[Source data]
========================
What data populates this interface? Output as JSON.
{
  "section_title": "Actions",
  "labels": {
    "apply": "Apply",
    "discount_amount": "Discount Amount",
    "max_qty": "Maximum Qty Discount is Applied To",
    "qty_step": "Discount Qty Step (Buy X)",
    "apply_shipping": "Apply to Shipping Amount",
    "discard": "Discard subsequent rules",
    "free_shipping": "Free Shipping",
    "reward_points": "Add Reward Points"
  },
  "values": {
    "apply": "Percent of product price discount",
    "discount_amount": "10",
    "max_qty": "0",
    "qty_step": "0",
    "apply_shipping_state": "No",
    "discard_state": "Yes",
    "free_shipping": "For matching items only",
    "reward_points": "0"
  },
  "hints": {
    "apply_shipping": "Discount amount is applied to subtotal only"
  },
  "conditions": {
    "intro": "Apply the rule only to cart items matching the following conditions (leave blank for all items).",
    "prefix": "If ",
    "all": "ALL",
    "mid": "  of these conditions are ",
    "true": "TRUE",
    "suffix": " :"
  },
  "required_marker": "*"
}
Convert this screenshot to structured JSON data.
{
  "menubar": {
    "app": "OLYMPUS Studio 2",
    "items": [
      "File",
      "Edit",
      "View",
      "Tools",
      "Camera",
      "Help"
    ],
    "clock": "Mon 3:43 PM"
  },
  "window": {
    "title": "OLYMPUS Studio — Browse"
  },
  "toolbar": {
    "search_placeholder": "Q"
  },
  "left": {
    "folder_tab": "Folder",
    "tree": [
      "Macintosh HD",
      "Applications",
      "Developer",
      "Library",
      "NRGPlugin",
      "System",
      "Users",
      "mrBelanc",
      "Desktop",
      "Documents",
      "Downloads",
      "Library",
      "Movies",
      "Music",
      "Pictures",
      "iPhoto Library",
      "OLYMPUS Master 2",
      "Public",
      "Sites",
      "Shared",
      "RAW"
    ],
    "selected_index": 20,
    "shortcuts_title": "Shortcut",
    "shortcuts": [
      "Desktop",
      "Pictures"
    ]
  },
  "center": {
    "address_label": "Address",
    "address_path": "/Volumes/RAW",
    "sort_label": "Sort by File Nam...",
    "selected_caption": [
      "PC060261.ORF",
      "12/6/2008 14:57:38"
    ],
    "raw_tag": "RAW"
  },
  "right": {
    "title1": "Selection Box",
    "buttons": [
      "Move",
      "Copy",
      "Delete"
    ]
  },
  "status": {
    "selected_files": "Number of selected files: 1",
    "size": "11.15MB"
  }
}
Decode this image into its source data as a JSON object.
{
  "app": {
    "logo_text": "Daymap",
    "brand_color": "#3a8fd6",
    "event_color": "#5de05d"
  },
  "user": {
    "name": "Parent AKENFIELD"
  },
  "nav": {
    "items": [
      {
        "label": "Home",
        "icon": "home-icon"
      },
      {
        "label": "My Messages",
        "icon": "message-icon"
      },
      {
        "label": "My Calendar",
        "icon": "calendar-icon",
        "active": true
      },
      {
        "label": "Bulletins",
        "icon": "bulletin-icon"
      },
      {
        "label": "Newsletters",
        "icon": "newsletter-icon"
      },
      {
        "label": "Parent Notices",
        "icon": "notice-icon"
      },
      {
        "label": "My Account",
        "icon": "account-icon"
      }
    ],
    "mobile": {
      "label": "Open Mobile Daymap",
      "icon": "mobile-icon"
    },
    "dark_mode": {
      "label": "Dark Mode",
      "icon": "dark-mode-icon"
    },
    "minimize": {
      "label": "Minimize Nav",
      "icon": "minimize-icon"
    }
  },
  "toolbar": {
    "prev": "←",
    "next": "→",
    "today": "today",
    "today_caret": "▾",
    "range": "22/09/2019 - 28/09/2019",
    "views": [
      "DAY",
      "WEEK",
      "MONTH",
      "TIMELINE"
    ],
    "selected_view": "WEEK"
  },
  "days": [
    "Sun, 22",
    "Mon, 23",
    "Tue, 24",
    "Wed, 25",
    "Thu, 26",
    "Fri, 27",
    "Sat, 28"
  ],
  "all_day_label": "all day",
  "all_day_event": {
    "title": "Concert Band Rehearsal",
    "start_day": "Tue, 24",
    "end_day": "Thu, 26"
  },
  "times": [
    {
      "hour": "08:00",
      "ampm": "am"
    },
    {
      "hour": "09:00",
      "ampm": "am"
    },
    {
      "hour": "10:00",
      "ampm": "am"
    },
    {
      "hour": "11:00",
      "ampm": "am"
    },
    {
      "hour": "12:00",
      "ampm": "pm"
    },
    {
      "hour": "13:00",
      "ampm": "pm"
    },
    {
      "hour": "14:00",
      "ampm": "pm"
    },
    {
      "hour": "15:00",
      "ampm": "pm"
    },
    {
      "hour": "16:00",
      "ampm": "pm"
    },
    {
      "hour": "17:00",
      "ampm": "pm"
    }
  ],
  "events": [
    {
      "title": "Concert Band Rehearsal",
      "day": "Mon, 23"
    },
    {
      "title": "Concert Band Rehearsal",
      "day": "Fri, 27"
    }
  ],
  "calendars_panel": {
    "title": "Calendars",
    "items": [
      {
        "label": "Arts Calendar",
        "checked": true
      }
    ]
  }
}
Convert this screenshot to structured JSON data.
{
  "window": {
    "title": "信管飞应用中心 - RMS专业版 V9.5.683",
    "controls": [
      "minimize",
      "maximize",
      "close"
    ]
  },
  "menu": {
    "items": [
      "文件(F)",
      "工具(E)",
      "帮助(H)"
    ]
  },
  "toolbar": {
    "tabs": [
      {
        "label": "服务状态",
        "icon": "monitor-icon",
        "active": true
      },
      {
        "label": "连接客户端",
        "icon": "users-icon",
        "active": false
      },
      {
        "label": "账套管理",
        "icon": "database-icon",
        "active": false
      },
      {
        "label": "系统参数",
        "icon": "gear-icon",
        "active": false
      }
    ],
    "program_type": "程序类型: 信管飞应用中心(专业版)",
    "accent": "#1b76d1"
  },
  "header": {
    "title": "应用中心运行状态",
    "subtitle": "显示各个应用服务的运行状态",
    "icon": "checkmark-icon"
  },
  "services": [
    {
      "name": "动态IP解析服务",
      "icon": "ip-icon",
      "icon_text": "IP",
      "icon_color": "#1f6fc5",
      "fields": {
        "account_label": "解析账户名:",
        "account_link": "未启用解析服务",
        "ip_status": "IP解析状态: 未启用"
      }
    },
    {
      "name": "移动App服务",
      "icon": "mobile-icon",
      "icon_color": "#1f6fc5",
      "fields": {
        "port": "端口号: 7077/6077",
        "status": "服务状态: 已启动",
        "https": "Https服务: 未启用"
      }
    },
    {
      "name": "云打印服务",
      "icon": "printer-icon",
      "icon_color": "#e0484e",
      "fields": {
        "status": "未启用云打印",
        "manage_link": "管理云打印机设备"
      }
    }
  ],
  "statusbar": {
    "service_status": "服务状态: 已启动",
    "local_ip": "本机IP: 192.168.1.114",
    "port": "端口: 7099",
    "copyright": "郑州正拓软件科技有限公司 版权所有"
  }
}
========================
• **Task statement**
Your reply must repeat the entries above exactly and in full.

• **Your response**
What data populates this interface? Output as JSON.
{
  "section_title": "Actions",
  "labels": {
    "apply": "Apply",
    "discount_amount": "Discount Amount",
    "max_qty": "Maximum Qty Discount is Applied To",
    "qty_step": "Discount Qty Step (Buy X)",
    "apply_shipping": "Apply to Shipping Amount",
    "discard": "Discard subsequent rules",
    "free_shipping": "Free Shipping",
    "reward_points": "Add Reward Points"
  },
  "values": {
    "apply": "Percent of product price discount",
    "discount_amount": "10",
    "max_qty": "0",
    "qty_step": "0",
    "apply_shipping_state": "No",
    "discard_state": "Yes",
    "free_shipping": "For matching items only",
    "reward_points": "0"
  },
  "hints": {
    "apply_shipping": "Discount amount is applied to subtotal only"
  },
  "conditions": {
    "intro": "Apply the rule only to cart items matching the following conditions (leave blank for all items).",
    "prefix": "If ",
    "all": "ALL",
    "mid": "  of these conditions are ",
    "true": "TRUE",
    "suffix": " :"
  },
  "required_marker": "*"
}
Convert this screenshot to structured JSON data.
{
  "menubar": {
    "app": "OLYMPUS Studio 2",
    "items": [
      "File",
      "Edit",
      "View",
      "Tools",
      "Camera",
      "Help"
    ],
    "clock": "Mon 3:43 PM"
  },
  "window": {
    "title": "OLYMPUS Studio — Browse"
  },
  "toolbar": {
    "search_placeholder": "Q"
  },
  "left": {
    "folder_tab": "Folder",
    "tree": [
      "Macintosh HD",
      "Applications",
      "Developer",
      "Library",
      "NRGPlugin",
      "System",
      "Users",
      "mrBelanc",
      "Desktop",
      "Documents",
      "Downloads",
      "Library",
      "Movies",
      "Music",
      "Pictures",
      "iPhoto Library",
      "OLYMPUS Master 2",
      "Public",
      "Sites",
      "Shared",
      "RAW"
    ],
    "selected_index": 20,
    "shortcuts_title": "Shortcut",
    "shortcuts": [
      "Desktop",
      "Pictures"
    ]
  },
  "center": {
    "address_label": "Address",
    "address_path": "/Volumes/RAW",
    "sort_label": "Sort by File Nam...",
    "selected_caption": [
      "PC060261.ORF",
      "12/6/2008 14:57:38"
    ],
    "raw_tag": "RAW"
  },
  "right": {
    "title1": "Selection Box",
    "buttons": [
      "Move",
      "Copy",
      "Delete"
    ]
  },
  "status": {
    "selected_files": "Number of selected files: 1",
    "size": "11.15MB"
  }
}
Decode this image into its source data as a JSON object.
{
  "app": {
    "logo_text": "Daymap",
    "brand_color": "#3a8fd6",
    "event_color": "#5de05d"
  },
  "user": {
    "name": "Parent AKENFIELD"
  },
  "nav": {
    "items": [
      {
        "label": "Home",
        "icon": "home-icon"
      },
      {
        "label": "My Messages",
        "icon": "message-icon"
      },
      {
        "label": "My Calendar",
        "icon": "calendar-icon",
        "active": true
      },
      {
        "label": "Bulletins",
        "icon": "bulletin-icon"
      },
      {
        "label": "Newsletters",
        "icon": "newsletter-icon"
      },
      {
        "label": "Parent Notices",
        "icon": "notice-icon"
      },
      {
        "label": "My Account",
        "icon": "account-icon"
      }
    ],
    "mobile": {
      "label": "Open Mobile Daymap",
      "icon": "mobile-icon"
    },
    "dark_mode": {
      "label": "Dark Mode",
      "icon": "dark-mode-icon"
    },
    "minimize": {
      "label": "Minimize Nav",
      "icon": "minimize-icon"
    }
  },
  "toolbar": {
    "prev": "←",
    "next": "→",
    "today": "today",
    "today_caret": "▾",
    "range": "22/09/2019 - 28/09/2019",
    "views": [
      "DAY",
      "WEEK",
      "MONTH",
      "TIMELINE"
    ],
    "selected_view": "WEEK"
  },
  "days": [
    "Sun, 22",
    "Mon, 23",
    "Tue, 24",
    "Wed, 25",
    "Thu, 26",
    "Fri, 27",
    "Sat, 28"
  ],
  "all_day_label": "all day",
  "all_day_event": {
    "title": "Concert Band Rehearsal",
    "start_day": "Tue, 24",
    "end_day": "Thu, 26"
  },
  "times": [
    {
      "hour": "08:00",
      "ampm": "am"
    },
    {
      "hour": "09:00",
      "ampm": "am"
    },
    {
      "hour": "10:00",
      "ampm": "am"
    },
    {
      "hour": "11:00",
      "ampm": "am"
    },
    {
      "hour": "12:00",
      "ampm": "pm"
    },
    {
      "hour": "13:00",
      "ampm": "pm"
    },
    {
      "hour": "14:00",
      "ampm": "pm"
    },
    {
      "hour": "15:00",
      "ampm": "pm"
    },
    {
      "hour": "16:00",
      "ampm": "pm"
    },
    {
      "hour": "17:00",
      "ampm": "pm"
    }
  ],
  "events": [
    {
      "title": "Concert Band Rehearsal",
      "day": "Mon, 23"
    },
    {
      "title": "Concert Band Rehearsal",
      "day": "Fri, 27"
    }
  ],
  "calendars_panel": {
    "title": "Calendars",
    "items": [
      {
        "label": "Arts Calendar",
        "checked": true
      }
    ]
  }
}
Convert this screenshot to structured JSON data.
{
  "window": {
    "title": "信管飞应用中心 - RMS专业版 V9.5.683",
    "controls": [
      "minimize",
      "maximize",
      "close"
    ]
  },
  "menu": {
    "items": [
      "文件(F)",
      "工具(E)",
      "帮助(H)"
    ]
  },
  "toolbar": {
    "tabs": [
      {
        "label": "服务状态",
        "icon": "monitor-icon",
        "active": true
      },
      {
        "label": "连接客户端",
        "icon": "users-icon",
        "active": false
      },
      {
        "label": "账套管理",
        "icon": "database-icon",
        "active": false
      },
      {
        "label": "系统参数",
        "icon": "gear-icon",
        "active": false
      }
    ],
    "program_type": "程序类型: 信管飞应用中心(专业版)",
    "accent": "#1b76d1"
  },
  "header": {
    "title": "应用中心运行状态",
    "subtitle": "显示各个应用服务的运行状态",
    "icon": "checkmark-icon"
  },
  "services": [
    {
      "name": "动态IP解析服务",
      "icon": "ip-icon",
      "icon_text": "IP",
      "icon_color": "#1f6fc5",
      "fields": {
        "account_label": "解析账户名:",
        "account_link": "未启用解析服务",
        "ip_status": "IP解析状态: 未启用"
      }
    },
    {
      "name": "移动App服务",
      "icon": "mobile-icon",
      "icon_color": "#1f6fc5",
      "fields": {
        "port": "端口号: 7077/6077",
        "status": "服务状态: 已启动",
        "https": "Https服务: 未启用"
      }
    },
    {
      "name": "云打印服务",
      "icon": "printer-icon",
      "icon_color": "#e0484e",
      "fields": {
        "status": "未启用云打印",
        "manage_link": "管理云打印机设备"
      }
    }
  ],
  "statusbar": {
    "service_status": "服务状态: 已启动",
    "local_ip": "本机IP: 192.168.1.114",
    "port": "端口: 7099",
    "copyright": "郑州正拓软件科技有限公司 版权所有"
  }
}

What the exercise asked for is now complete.